PROBLEM REQUIREMENTS — The expected output is the complete data, reproduced exactly.

RAW DATA —
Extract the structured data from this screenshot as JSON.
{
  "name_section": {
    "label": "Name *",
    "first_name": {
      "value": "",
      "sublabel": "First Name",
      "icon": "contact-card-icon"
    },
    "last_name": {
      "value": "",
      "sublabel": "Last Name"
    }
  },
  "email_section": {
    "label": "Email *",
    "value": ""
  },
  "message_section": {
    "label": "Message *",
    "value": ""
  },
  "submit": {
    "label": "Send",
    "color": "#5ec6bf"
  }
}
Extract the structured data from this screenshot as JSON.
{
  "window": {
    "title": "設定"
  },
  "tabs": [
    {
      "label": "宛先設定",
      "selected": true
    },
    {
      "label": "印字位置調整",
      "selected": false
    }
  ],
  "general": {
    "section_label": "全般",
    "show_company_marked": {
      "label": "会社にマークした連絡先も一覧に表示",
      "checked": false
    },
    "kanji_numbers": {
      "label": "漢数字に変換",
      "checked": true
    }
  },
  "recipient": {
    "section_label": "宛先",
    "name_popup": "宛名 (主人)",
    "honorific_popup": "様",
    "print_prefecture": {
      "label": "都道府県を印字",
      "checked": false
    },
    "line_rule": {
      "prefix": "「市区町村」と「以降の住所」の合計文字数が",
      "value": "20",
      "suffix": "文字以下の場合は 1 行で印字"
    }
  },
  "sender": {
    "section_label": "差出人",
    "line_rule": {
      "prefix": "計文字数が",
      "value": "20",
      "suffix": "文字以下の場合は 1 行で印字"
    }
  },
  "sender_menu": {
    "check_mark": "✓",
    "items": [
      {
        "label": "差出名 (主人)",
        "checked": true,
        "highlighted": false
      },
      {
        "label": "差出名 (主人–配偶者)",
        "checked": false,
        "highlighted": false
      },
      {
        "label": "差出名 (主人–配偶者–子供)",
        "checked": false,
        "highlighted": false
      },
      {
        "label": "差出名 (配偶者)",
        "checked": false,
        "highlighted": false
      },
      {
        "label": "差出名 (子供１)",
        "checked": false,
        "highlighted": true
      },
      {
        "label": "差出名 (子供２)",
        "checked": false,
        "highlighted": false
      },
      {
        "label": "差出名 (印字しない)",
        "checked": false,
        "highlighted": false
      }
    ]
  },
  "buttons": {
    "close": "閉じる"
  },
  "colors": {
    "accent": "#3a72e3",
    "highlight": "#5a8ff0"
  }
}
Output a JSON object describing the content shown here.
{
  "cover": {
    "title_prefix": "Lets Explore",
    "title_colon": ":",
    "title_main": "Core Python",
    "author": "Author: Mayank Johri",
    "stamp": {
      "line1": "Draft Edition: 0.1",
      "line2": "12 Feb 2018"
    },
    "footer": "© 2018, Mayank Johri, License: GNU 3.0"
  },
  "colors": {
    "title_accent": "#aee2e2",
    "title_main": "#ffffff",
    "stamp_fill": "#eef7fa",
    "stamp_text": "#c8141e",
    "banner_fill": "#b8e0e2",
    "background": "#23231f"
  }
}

WRITTEN ANSWER —
Extract the structured data from this screenshot as JSON.
{
  "name_section": {
    "label": "Name *",
    "first_name": {
      "value": "",
      "sublabel": "First Name",
      "icon": "contact-card-icon"
    },
    "last_name": {
      "value": "",
      "sublabel": "Last Name"
    }
  },
  "email_section": {
    "label": "Email *",
    "value": ""
  },
  "message_section": {
    "label": "Message *",
    "value": ""
  },
  "submit": {
    "label": "Send",
    "color": "#5ec6bf"
  }
}
Extract the structured data from this screenshot as JSON.
{
  "window": {
    "title": "設定"
  },
  "tabs": [
    {
      "label": "宛先設定",
      "selected": true
    },
    {
      "label": "印字位置調整",
      "selected": false
    }
  ],
  "general": {
    "section_label": "全般",
    "show_company_marked": {
      "label": "会社にマークした連絡先も一覧に表示",
      "checked": false
    },
    "kanji_numbers": {
      "label": "漢数字に変換",
      "checked": true
    }
  },
  "recipient": {
    "section_label": "宛先",
    "name_popup": "宛名 (主人)",
    "honorific_popup": "様",
    "print_prefecture": {
      "label": "都道府県を印字",
      "checked": false
    },
    "line_rule": {
      "prefix": "「市区町村」と「以降の住所」の合計文字数が",
      "value": "20",
      "suffix": "文字以下の場合は 1 行で印字"
    }
  },
  "sender": {
    "section_label": "差出人",
    "line_rule": {
      "prefix": "計文字数が",
      "value": "20",
      "suffix": "文字以下の場合は 1 行で印字"
    }
  },
  "sender_menu": {
    "check_mark": "✓",
    "items": [
      {
        "label": "差出名 (主人)",
        "checked": true,
        "highlighted": false
      },
      {
        "label": "差出名 (主人–配偶者)",
        "checked": false,
        "highlighted": false
      },
      {
        "label": "差出名 (主人–配偶者–子供)",
        "checked": false,
        "highlighted": false
      },
      {
        "label": "差出名 (配偶者)",
        "checked": false,
        "highlighted": false
      },
      {
        "label": "差出名 (子供１)",
        "checked": false,
        "highlighted": true
      },
      {
        "label": "差出名 (子供２)",
        "checked": false,
        "highlighted": false
      },
      {
        "label": "差出名 (印字しない)",
        "checked": false,
        "highlighted": false
      }
    ]
  },
  "buttons": {
    "close": "閉じる"
  },
  "colors": {
    "accent": "#3a72e3",
    "highlight": "#5a8ff0"
  }
}
Output a JSON object describing the content shown here.
{
  "cover": {
    "title_prefix": "Lets Explore",
    "title_colon": ":",
    "title_main": "Core Python",
    "author": "Author: Mayank Johri",
    "stamp": {
      "line1": "Draft Edition: 0.1",
      "line2": "12 Feb 2018"
    },
    "footer": "© 2018, Mayank Johri, License: GNU 3.0"
  },
  "colors": {
    "title_accent": "#aee2e2",
    "title_main": "#ffffff",
    "stamp_fill": "#eef7fa",
    "stamp_text": "#c8141e",
    "banner_fill": "#b8e0e2",
    "background": "#23231f"
  }
}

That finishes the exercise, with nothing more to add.